→ **Study material**
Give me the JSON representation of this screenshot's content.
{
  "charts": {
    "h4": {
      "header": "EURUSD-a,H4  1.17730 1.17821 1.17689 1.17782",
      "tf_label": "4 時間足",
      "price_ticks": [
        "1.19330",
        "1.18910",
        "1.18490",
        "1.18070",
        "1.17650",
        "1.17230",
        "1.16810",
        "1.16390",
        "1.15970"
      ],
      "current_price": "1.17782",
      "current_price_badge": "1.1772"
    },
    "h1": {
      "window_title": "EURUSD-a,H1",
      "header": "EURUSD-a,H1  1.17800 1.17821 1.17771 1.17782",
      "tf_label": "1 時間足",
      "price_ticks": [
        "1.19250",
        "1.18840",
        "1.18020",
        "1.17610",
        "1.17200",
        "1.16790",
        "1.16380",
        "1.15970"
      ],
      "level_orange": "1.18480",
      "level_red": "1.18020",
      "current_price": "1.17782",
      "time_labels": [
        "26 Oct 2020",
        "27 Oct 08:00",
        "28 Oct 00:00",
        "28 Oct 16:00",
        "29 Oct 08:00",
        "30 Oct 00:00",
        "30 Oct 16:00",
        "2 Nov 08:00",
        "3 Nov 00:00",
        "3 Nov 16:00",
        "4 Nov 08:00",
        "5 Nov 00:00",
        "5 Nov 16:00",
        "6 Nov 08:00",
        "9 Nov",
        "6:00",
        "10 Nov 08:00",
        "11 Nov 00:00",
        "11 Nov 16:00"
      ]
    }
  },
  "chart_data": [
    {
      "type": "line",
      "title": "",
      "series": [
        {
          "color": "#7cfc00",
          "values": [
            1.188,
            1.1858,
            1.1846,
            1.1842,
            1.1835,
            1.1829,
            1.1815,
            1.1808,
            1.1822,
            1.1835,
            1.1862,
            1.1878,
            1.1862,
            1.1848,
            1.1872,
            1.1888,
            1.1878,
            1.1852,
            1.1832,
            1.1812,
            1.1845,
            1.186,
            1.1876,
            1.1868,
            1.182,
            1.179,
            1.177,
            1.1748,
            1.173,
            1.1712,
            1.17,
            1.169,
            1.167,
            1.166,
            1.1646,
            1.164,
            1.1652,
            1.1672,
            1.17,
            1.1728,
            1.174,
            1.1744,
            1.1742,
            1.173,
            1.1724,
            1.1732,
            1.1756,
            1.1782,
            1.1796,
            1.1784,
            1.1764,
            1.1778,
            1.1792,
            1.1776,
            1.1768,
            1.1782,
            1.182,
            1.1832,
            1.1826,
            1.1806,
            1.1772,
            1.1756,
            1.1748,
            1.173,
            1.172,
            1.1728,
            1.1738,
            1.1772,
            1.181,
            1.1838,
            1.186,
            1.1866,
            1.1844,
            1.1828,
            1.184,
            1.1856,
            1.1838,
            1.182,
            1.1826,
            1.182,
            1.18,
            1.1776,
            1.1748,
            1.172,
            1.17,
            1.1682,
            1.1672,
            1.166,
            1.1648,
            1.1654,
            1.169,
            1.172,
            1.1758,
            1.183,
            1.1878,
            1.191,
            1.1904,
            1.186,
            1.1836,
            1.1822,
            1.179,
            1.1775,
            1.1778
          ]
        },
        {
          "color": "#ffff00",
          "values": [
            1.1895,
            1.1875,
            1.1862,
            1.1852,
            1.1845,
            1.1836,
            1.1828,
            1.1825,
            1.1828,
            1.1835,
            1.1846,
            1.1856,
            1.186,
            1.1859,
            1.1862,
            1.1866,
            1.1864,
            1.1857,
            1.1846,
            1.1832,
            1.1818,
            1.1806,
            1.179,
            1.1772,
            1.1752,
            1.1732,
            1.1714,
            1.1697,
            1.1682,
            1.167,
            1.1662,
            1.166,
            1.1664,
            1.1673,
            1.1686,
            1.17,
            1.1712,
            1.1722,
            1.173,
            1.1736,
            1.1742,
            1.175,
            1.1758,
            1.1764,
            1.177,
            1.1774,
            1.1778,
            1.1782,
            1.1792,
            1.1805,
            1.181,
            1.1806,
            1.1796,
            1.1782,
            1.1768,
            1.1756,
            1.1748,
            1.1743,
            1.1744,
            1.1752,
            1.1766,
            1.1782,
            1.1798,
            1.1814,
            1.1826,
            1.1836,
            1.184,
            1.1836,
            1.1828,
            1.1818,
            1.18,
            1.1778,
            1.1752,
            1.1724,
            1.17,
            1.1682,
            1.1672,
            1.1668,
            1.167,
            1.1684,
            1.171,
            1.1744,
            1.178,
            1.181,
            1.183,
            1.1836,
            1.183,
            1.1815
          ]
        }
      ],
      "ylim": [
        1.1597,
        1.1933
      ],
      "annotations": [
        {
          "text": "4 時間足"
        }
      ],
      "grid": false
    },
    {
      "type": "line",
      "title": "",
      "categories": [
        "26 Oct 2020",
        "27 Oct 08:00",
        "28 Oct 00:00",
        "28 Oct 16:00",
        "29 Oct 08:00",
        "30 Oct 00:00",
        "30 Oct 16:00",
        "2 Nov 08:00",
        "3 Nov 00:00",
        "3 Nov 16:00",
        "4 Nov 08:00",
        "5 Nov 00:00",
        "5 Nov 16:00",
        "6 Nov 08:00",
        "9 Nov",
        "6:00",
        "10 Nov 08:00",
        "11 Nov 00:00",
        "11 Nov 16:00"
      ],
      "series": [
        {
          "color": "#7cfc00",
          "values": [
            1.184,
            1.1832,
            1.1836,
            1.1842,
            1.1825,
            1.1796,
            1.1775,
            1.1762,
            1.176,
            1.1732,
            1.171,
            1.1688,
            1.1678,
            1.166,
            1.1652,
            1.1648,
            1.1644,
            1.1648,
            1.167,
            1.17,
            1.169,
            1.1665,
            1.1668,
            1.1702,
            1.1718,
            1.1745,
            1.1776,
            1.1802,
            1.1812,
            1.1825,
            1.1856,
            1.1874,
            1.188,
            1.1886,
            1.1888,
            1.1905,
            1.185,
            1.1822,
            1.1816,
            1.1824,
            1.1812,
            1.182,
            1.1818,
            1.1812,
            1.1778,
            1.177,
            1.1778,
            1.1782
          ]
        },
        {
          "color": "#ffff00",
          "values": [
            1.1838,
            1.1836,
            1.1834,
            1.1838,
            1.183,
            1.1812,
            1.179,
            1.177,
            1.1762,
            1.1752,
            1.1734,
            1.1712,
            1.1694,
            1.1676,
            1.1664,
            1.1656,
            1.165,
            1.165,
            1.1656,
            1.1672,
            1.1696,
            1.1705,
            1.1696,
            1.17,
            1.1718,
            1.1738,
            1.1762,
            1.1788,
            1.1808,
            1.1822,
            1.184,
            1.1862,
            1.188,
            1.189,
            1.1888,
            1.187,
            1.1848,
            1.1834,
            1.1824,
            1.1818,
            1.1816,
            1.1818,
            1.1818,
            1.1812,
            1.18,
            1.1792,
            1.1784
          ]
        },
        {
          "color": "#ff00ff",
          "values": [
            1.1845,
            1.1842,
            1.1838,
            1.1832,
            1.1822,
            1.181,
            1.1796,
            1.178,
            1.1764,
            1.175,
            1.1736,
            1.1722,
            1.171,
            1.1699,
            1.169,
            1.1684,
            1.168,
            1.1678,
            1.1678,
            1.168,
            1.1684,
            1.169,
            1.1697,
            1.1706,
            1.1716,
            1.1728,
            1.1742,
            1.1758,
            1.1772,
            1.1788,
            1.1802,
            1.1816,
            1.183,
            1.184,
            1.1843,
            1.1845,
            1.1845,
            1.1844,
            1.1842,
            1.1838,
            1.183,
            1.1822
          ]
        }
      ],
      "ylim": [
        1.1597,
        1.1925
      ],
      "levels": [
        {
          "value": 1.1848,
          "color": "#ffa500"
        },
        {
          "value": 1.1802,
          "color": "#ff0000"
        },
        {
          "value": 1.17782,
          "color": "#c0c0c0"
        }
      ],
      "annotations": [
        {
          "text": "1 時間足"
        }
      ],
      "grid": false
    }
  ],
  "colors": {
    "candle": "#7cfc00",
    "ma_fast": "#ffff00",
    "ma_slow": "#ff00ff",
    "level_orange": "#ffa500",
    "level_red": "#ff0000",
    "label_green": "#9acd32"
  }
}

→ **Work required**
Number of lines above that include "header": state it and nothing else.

→ **Task solution**
2